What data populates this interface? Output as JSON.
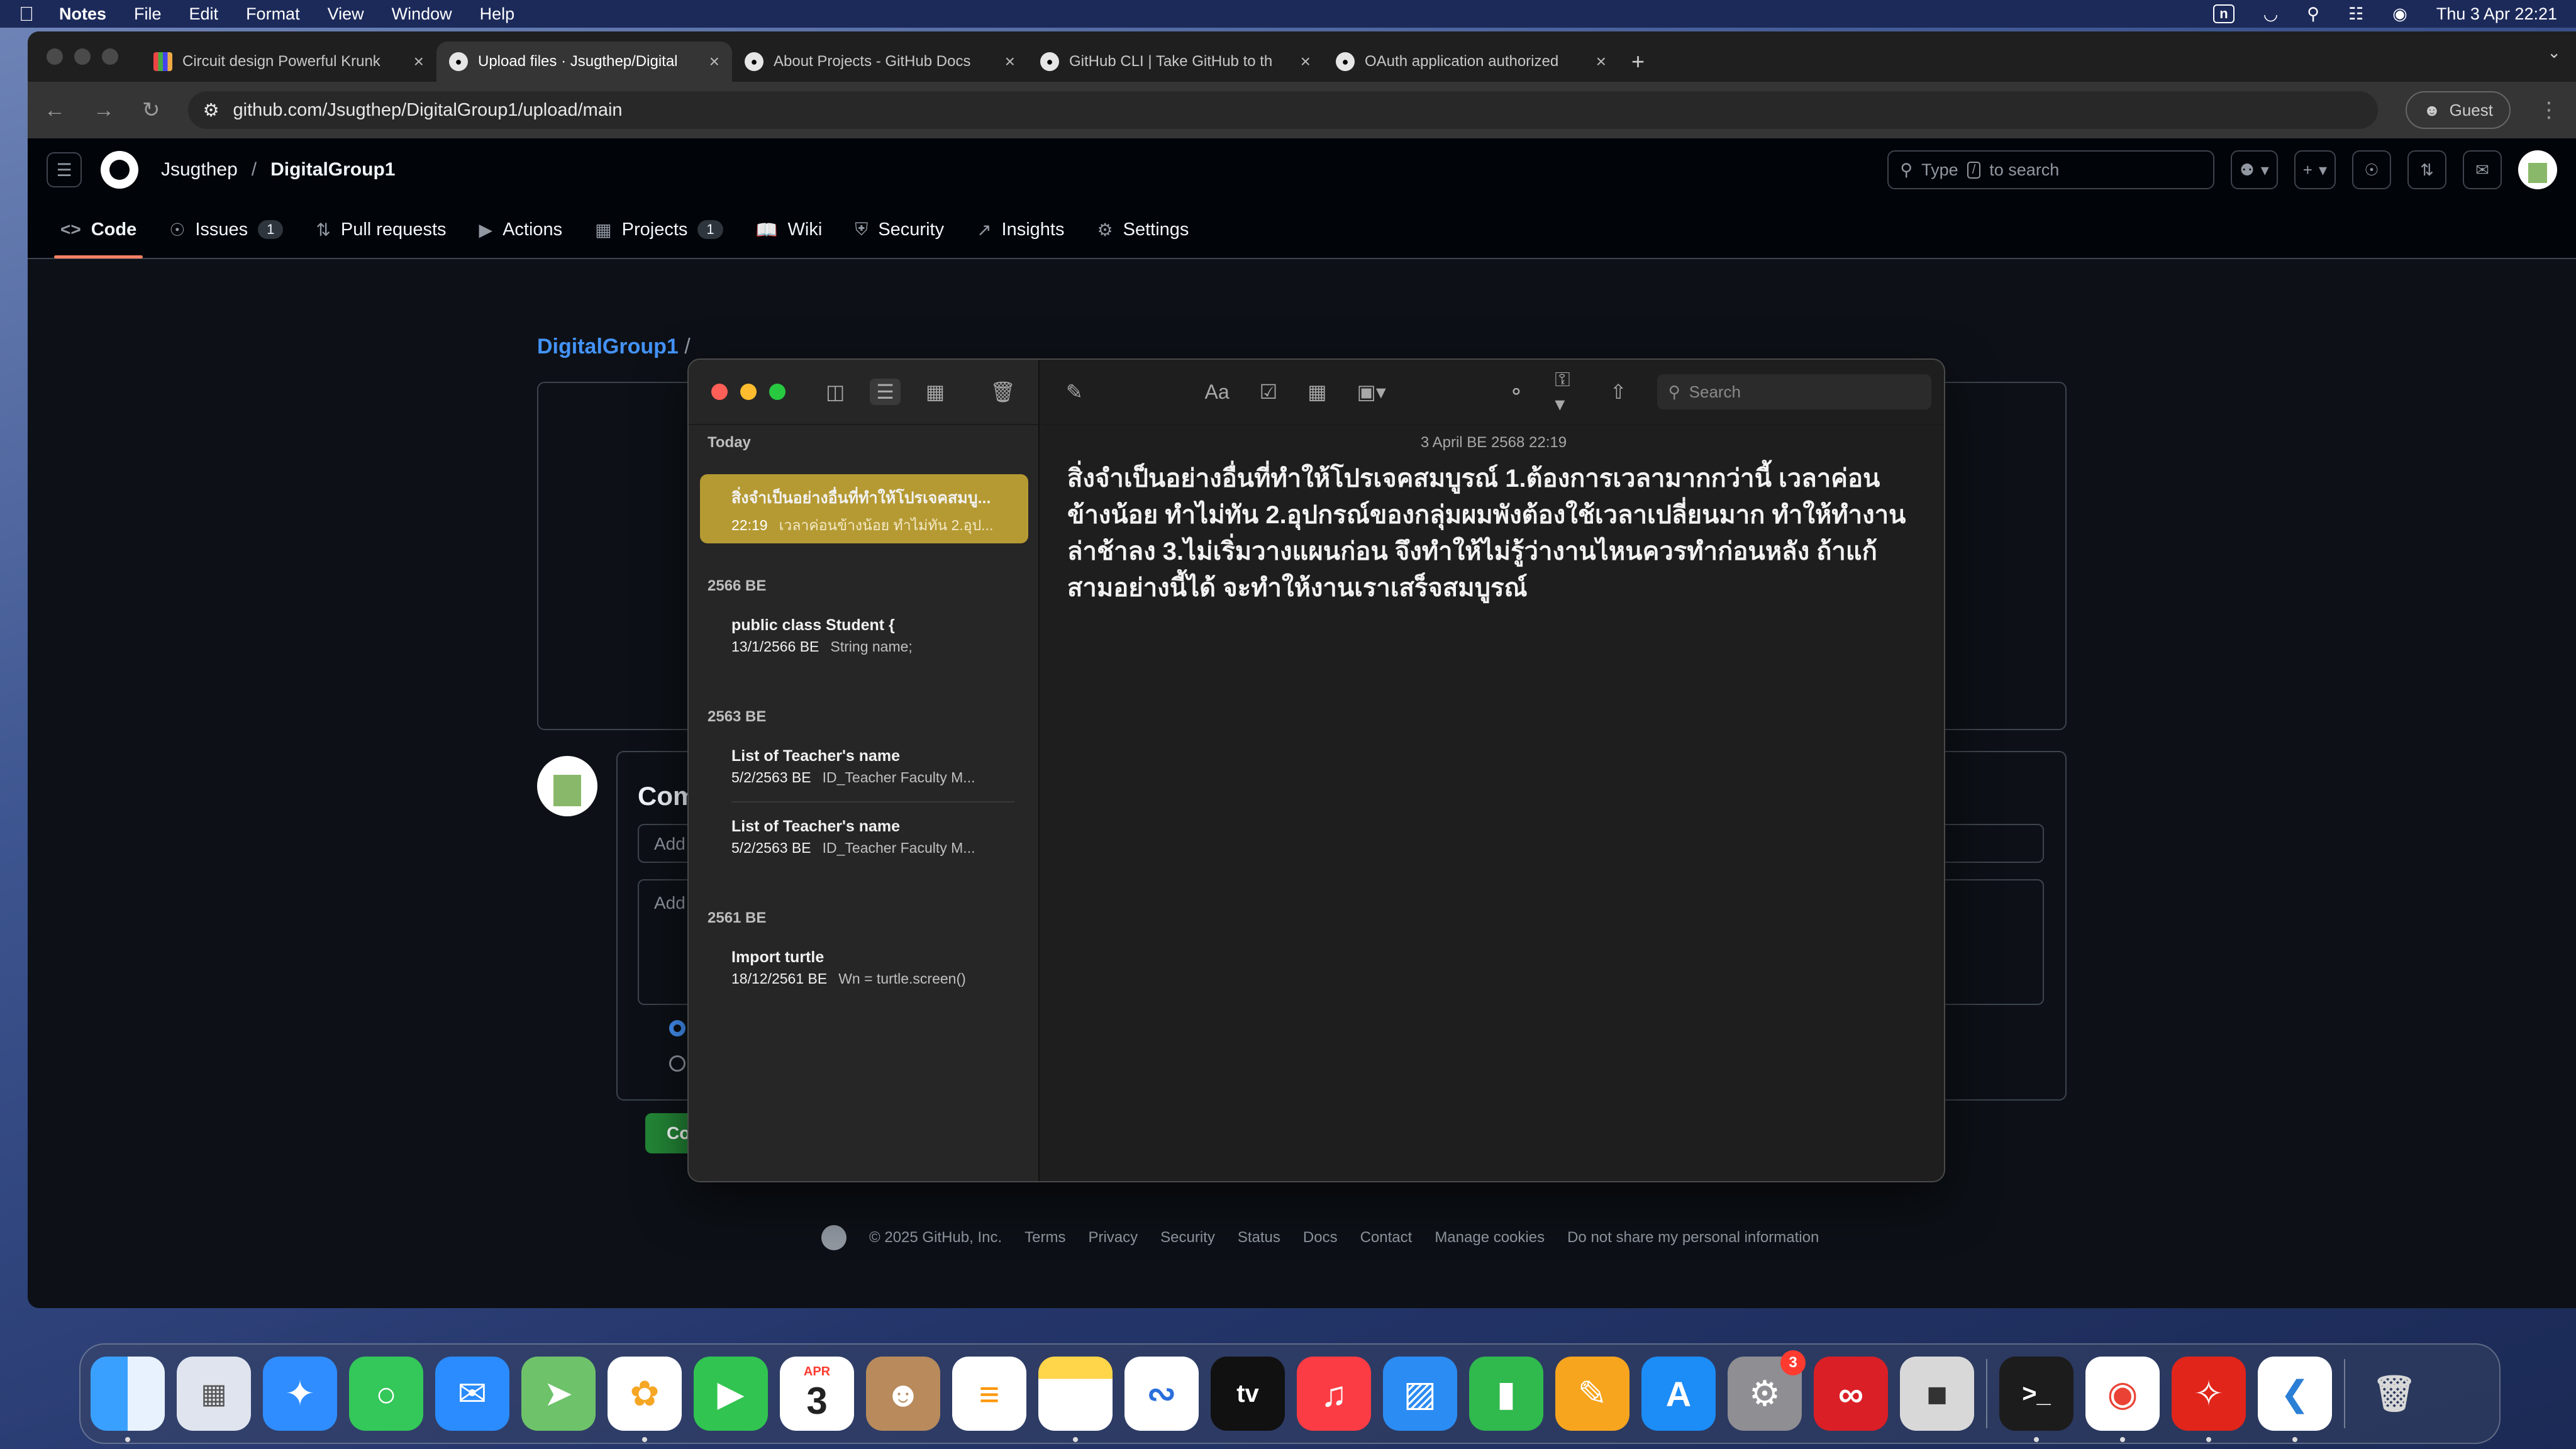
{
  "menubar": {
    "app": "Notes",
    "items": [
      "File",
      "Edit",
      "Format",
      "View",
      "Window",
      "Help"
    ],
    "clock": "Thu 3 Apr  22:21",
    "input_badge": "n"
  },
  "browser": {
    "tabs": [
      {
        "title": "Circuit design Powerful Krunk",
        "favicon": "circuit-favicon"
      },
      {
        "title": "Upload files · Jsugthep/Digital",
        "favicon": "github-favicon"
      },
      {
        "title": "About Projects - GitHub Docs",
        "favicon": "github-favicon"
      },
      {
        "title": "GitHub CLI | Take GitHub to th",
        "favicon": "github-favicon"
      },
      {
        "title": "OAuth application authorized",
        "favicon": "github-favicon"
      }
    ],
    "url": "github.com/Jsugthep/DigitalGroup1/upload/main",
    "profile": "Guest"
  },
  "github": {
    "owner": "Jsugthep",
    "repo": "DigitalGroup1",
    "search_placeholder_pre": "Type",
    "search_key": "/",
    "search_placeholder_post": "to search",
    "nav": [
      {
        "label": "Code",
        "icon": "code-icon",
        "count": ""
      },
      {
        "label": "Issues",
        "icon": "issue-icon",
        "count": "1"
      },
      {
        "label": "Pull requests",
        "icon": "pull-request-icon",
        "count": ""
      },
      {
        "label": "Actions",
        "icon": "play-icon",
        "count": ""
      },
      {
        "label": "Projects",
        "icon": "table-icon",
        "count": "1"
      },
      {
        "label": "Wiki",
        "icon": "book-icon",
        "count": ""
      },
      {
        "label": "Security",
        "icon": "shield-icon",
        "count": ""
      },
      {
        "label": "Insights",
        "icon": "graph-icon",
        "count": ""
      },
      {
        "label": "Settings",
        "icon": "gear-icon",
        "count": ""
      }
    ],
    "breadcrumb_repo": "DigitalGroup1",
    "breadcrumb_sep": "/",
    "commit_title_partial": "Com",
    "commit_summary_partial": "Add",
    "commit_desc_partial": "Add",
    "commit_button_partial": "Comm",
    "footer": {
      "copyright": "© 2025 GitHub, Inc.",
      "links": [
        "Terms",
        "Privacy",
        "Security",
        "Status",
        "Docs",
        "Contact",
        "Manage cookies",
        "Do not share my personal information"
      ]
    }
  },
  "notes": {
    "search_placeholder": "Search",
    "date": "3 April BE 2568 22:19",
    "body": "สิ่งจำเป็นอย่างอื่นที่ทำให้โปรเจคสมบูรณ์  1.ต้องการเวลามากกว่านี้ เวลาค่อนข้างน้อย ทำไม่ทัน 2.อุปกรณ์ของกลุ่มผมพังต้องใช้เวลาเปลี่ยนมาก ทำให้ทำงานล่าช้าลง 3.ไม่เริ่มวางแผนก่อน จึงทำให้ไม่รู้ว่างานไหนควรทำก่อนหลัง  ถ้าแก้สามอย่างนี้ได้ จะทำให้งานเราเสร็จสมบูรณ์",
    "sections": [
      {
        "header": "Today",
        "items": [
          {
            "title": "สิ่งจำเป็นอย่างอื่นที่ทำให้โปรเจคสมบู...",
            "meta": "22:19",
            "snippet": "เวลาค่อนข้างน้อย ทำไม่ทัน 2.อุป..."
          }
        ]
      },
      {
        "header": "2566 BE",
        "items": [
          {
            "title": "public class Student {",
            "meta": "13/1/2566 BE",
            "snippet": "String name;"
          }
        ]
      },
      {
        "header": "2563 BE",
        "items": [
          {
            "title": "List of Teacher's name",
            "meta": "5/2/2563 BE",
            "snippet": "ID_Teacher Faculty M..."
          },
          {
            "title": "List of Teacher's name",
            "meta": "5/2/2563 BE",
            "snippet": "ID_Teacher Faculty M..."
          }
        ]
      },
      {
        "header": "2561 BE",
        "items": [
          {
            "title": "Import turtle",
            "meta": "18/12/2561 BE",
            "snippet": "Wn = turtle.screen()"
          }
        ]
      }
    ]
  },
  "dock": {
    "apps": [
      "Finder",
      "Launchpad",
      "Safari",
      "Messages",
      "Mail",
      "Maps",
      "Photos",
      "FaceTime",
      "Calendar",
      "Contacts",
      "Reminders",
      "Notes",
      "Freeform",
      "TV",
      "Music",
      "Keynote",
      "Numbers",
      "Pages",
      "App Store",
      "System Settings",
      "Creative Cloud",
      "Roblox",
      "Terminal",
      "Chrome",
      "Acrobat",
      "VS Code",
      "Trash"
    ],
    "calendar_month": "APR",
    "calendar_day": "3",
    "settings_badge": "3"
  },
  "colors": {
    "accent_blue": "#4493f8",
    "gh_green": "#238636",
    "nav_underline": "#f78166",
    "note_selected": "#b59a33"
  }
}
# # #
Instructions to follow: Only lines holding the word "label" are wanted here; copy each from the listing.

Answer box:
        "label": "Code",
        "label": "Issues",
        "label": "Pull requests",
        "label": "Actions",
        "label": "Projects",
        "label": "Wiki",
        "label": "Security",
        "label": "Insights",
        "label": "Settings",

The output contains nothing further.